Bonus: I’m having a challenging day. My car died over by Hobby Airport and I wound up having to leave it in a parking lot not far from the intersection of Telephone and Airport. When I went inside the building to let them know why my car was there and that a tow truck was coming for it, they could not have been any kinder. It turned out to be the apprentice training facility for the Steelworkers and I noticed that the building was named after someone: Deke Bullen. Well, I couldn’t help but be curious about this fellow. I couldn’t find too much but what I did find is very interesting. Deke Bullen was the construction supervisor on the San Jacinto Monument. Here’s a Houston Chronicle article about the design and construction of the star, and here’s a picture from the article with Bullen on top of it. He’s on the right and that’s the architect, Alfred Finn, on the left. Here’s a Rice connection—if you read the article, it mentions sculptor William McVey, ’28, who did the reliefs on the monument.
Albert Patrick was eventually disbarred in New York in 1930, but between his pardon in 1912 and disbarment in 1930 he was a practicing lawyer. He may have continued to practice in Oklahoma when he left New York, but I’m not sure about that. Although I haven’t been able to find anything about his legal career online this afternoon, I have a recollection that at some point he was representing a client (perhaps before the US Supreme Court) and the opposing counsel referred to Mr. Patrick as a murderer. Not surprisingly, such an allegation brought an immediate rebuke from the Court, until Patrick was forced to admit that he had, in fact, been convicted of murder.
Does even the thought of being on that platform atop the San Jacinto Monument give you chills?
I’d like to know a) how they got up there, and (b) how they took the picture.
I’m with Grungy, even though I have done some climbing, there is no amount of money that would get me in that basket. I too share Grungy’s questions.
Seriously, I get sick even thinking about it. But I am interested in how they did this—-I’ll go find out. It turns out that Bullen wrote a short account of the monument’s construction and I’m working on getting my hands on a copy even as we speak.

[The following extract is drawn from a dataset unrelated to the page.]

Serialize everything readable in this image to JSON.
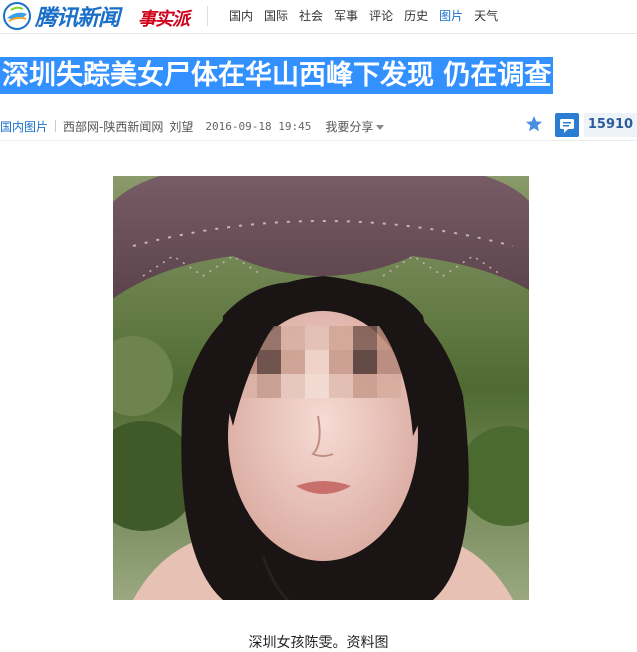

I eagerly await.
I forwarded the blog to Larry Spasic, president of the San Jacinto Museum of History. I’m pretty sure he can provide you with the answer.